Your divorce might affect your credit score

During the property division process of a divorce, both parties are given certain assets and certain debts. The division is approved by the court and the parties can move on with their lives. When it comes down to the debts that you and your ex shared, you should be aware that you might not be off the hook for the balance after all.

When you are divorced, there are only two parties that are involved in the dissolution of marriage - you and your ex. The creditors that hold the debts you have aren't a party to the terms. This means that the creditors don't necessarily have to abide by the terms of the divorce decree, which means that you might still be held responsible for joint debts that your ex was ordered to pay.

In some cases, the only way that you will be able to deal with the debt without it affecting your credit report is to pay the debt off even though your ex was responsible for paying it. If the creditor doesn't receive payment, the creditor can opt to report the unpaid debt on your credit report.

Some creditors will work with you to get the debt taken care of. This might include converting a joint account to an individual account so that you can make payments and your ex won't be able to add more charges to the balance.
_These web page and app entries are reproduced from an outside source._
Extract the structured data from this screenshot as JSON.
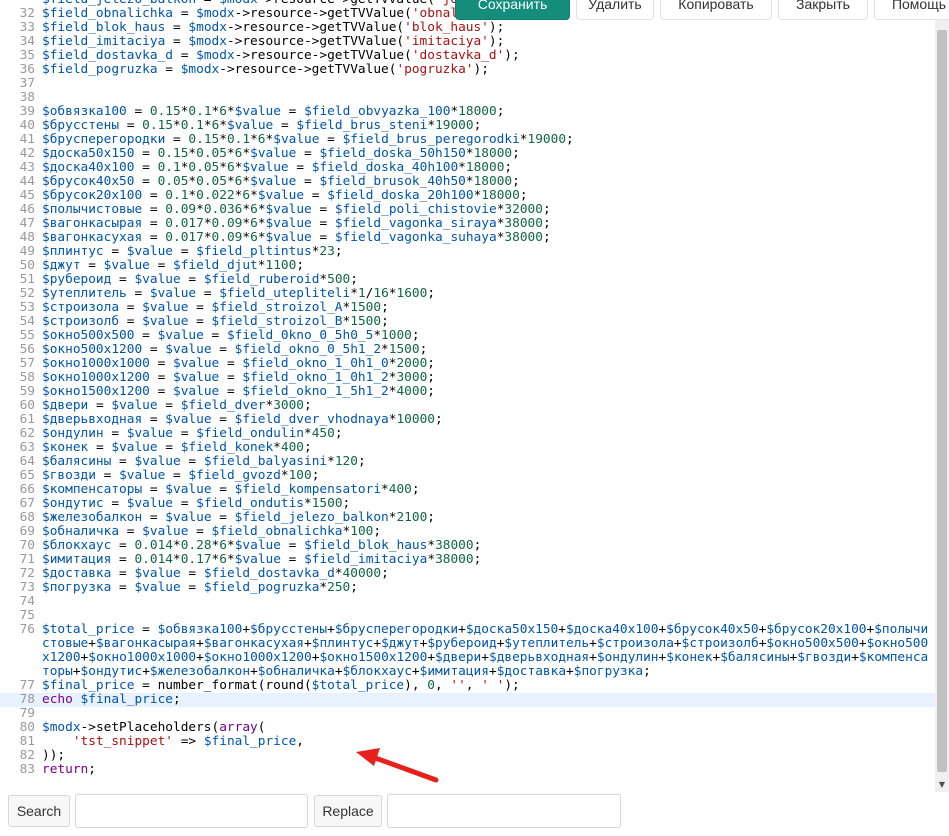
{
  "toolbar": {
    "save_label": "Сохранить",
    "delete_label": "Удалить",
    "copy_label": "Копировать",
    "close_label": "Закрыть",
    "help_label": "Помощь"
  },
  "search": {
    "search_label": "Search",
    "replace_label": "Replace",
    "search_value": "",
    "replace_value": ""
  },
  "colors": {
    "primary_button": "#148d7d",
    "variable": "#0055aa",
    "number": "#116644",
    "string": "#aa1111",
    "keyword": "#770088",
    "annotation_arrow": "#e8201c"
  },
  "editor": {
    "active_line": 78,
    "lines": [
      {
        "num": "",
        "text": "$field_jelezo_balkon = $modx->resource->getTVValue('jelezo_balkon');"
      },
      {
        "num": "32",
        "text": "$field_obnalichka = $modx->resource->getTVValue('obnalichka');"
      },
      {
        "num": "33",
        "text": "$field_blok_haus = $modx->resource->getTVValue('blok_haus');"
      },
      {
        "num": "34",
        "text": "$field_imitaciya = $modx->resource->getTVValue('imitaciya');"
      },
      {
        "num": "35",
        "text": "$field_dostavka_d = $modx->resource->getTVValue('dostavka_d');"
      },
      {
        "num": "36",
        "text": "$field_pogruzka = $modx->resource->getTVValue('pogruzka');"
      },
      {
        "num": "37",
        "text": ""
      },
      {
        "num": "38",
        "text": ""
      },
      {
        "num": "39",
        "text": "$обвязка100 = 0.15*0.1*6*$value = $field_obvyazka_100*18000;"
      },
      {
        "num": "40",
        "text": "$брусстены = 0.15*0.1*6*$value = $field_brus_steni*19000;"
      },
      {
        "num": "41",
        "text": "$брусперегородки = 0.15*0.1*6*$value = $field_brus_peregorodki*19000;"
      },
      {
        "num": "42",
        "text": "$доска50х150 = 0.15*0.05*6*$value = $field_doska_50h150*18000;"
      },
      {
        "num": "43",
        "text": "$доска40х100 = 0.1*0.05*6*$value = $field_doska_40h100*18000;"
      },
      {
        "num": "44",
        "text": "$брусок40х50 = 0.05*0.05*6*$value = $field_brusok_40h50*18000;"
      },
      {
        "num": "45",
        "text": "$брусок20х100 = 0.1*0.022*6*$value = $field_doska_20h100*18000;"
      },
      {
        "num": "46",
        "text": "$полычистовые = 0.09*0.036*6*$value = $field_poli_chistovie*32000;"
      },
      {
        "num": "47",
        "text": "$вагонкасырая = 0.017*0.09*6*$value = $field_vagonka_siraya*38000;"
      },
      {
        "num": "48",
        "text": "$вагонкасухая = 0.017*0.09*6*$value = $field_vagonka_suhaya*38000;"
      },
      {
        "num": "49",
        "text": "$плинтус = $value = $field_pltintus*23;"
      },
      {
        "num": "50",
        "text": "$джут = $value = $field_djut*1100;"
      },
      {
        "num": "51",
        "text": "$рубероид = $value = $field_ruberoid*500;"
      },
      {
        "num": "52",
        "text": "$утеплитель = $value = $field_utepliteli*1/16*1600;"
      },
      {
        "num": "53",
        "text": "$строизола = $value = $field_stroizol_A*1500;"
      },
      {
        "num": "54",
        "text": "$строизолб = $value = $field_stroizol_B*1500;"
      },
      {
        "num": "55",
        "text": "$окно500х500 = $value = $field_0kno_0_5h0_5*1000;"
      },
      {
        "num": "56",
        "text": "$окно500х1200 = $value = $field_okno_0_5h1_2*1500;"
      },
      {
        "num": "57",
        "text": "$окно1000х1000 = $value = $field_okno_1_0h1_0*2000;"
      },
      {
        "num": "58",
        "text": "$окно1000х1200 = $value = $field_okno_1_0h1_2*3000;"
      },
      {
        "num": "59",
        "text": "$окно1500х1200 = $value = $field_okno_1_5h1_2*4000;"
      },
      {
        "num": "60",
        "text": "$двери = $value = $field_dver*3000;"
      },
      {
        "num": "61",
        "text": "$дверьвходная = $value = $field_dver_vhodnaya*10000;"
      },
      {
        "num": "62",
        "text": "$ондулин = $value = $field_ondulin*450;"
      },
      {
        "num": "63",
        "text": "$конек = $value = $field_konek*400;"
      },
      {
        "num": "64",
        "text": "$балясины = $value = $field_balyasini*120;"
      },
      {
        "num": "65",
        "text": "$гвозди = $value = $field_gvozd*100;"
      },
      {
        "num": "66",
        "text": "$компенсаторы = $value = $field_kompensatori*400;"
      },
      {
        "num": "67",
        "text": "$ондутис = $value = $field_ondutis*1500;"
      },
      {
        "num": "68",
        "text": "$железобалкон = $value = $field_jelezo_balkon*2100;"
      },
      {
        "num": "69",
        "text": "$обналичка = $value = $field_obnalichka*100;"
      },
      {
        "num": "70",
        "text": "$блокхаус = 0.014*0.28*6*$value = $field_blok_haus*38000;"
      },
      {
        "num": "71",
        "text": "$имитация = 0.014*0.17*6*$value = $field_imitaciya*38000;"
      },
      {
        "num": "72",
        "text": "$доставка = $value = $field_dostavka_d*40000;"
      },
      {
        "num": "73",
        "text": "$погрузка = $value = $field_pogruzka*250;"
      },
      {
        "num": "74",
        "text": ""
      },
      {
        "num": "75",
        "text": ""
      },
      {
        "num": "76",
        "text": "$total_price = $обвязка100+$брусстены+$брусперегородки+$доска50х150+$доска40х100+$брусок40х50+$брусок20х100+$полычистовые+$вагонкасырая+$вагонкасухая+$плинтус+$джут+$рубероид+$утеплитель+$строизола+$строизолб+$окно500х500+$окно500х1200+$окно1000х1000+$окно1000х1200+$окно1500х1200+$двери+$дверьвходная+$ондулин+$конек+$балясины+$гвозди+$компенсаторы+$ондутис+$железобалкон+$обналичка+$блокхаус+$имитация+$доставка+$погрузка;"
      },
      {
        "num": "77",
        "text": "$final_price = number_format(round($total_price), 0, '', ' ');"
      },
      {
        "num": "78",
        "text": "echo $final_price;"
      },
      {
        "num": "79",
        "text": ""
      },
      {
        "num": "80",
        "text": "$modx->setPlaceholders(array("
      },
      {
        "num": "81",
        "text": "    'tst_snippet' => $final_price,"
      },
      {
        "num": "82",
        "text": "));"
      },
      {
        "num": "83",
        "text": "return;"
      }
    ]
  }
}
You might have to reapply for an account in order to be able to get the balance transferred.

If you are worried about your ex paying the debts, you should make sure that you take that into consideration during the property division process. This can help you to protect yourself from what might happen to your credit in the future.

Source: FindLaw, "Credit and Divorce," accessed May 05, 2016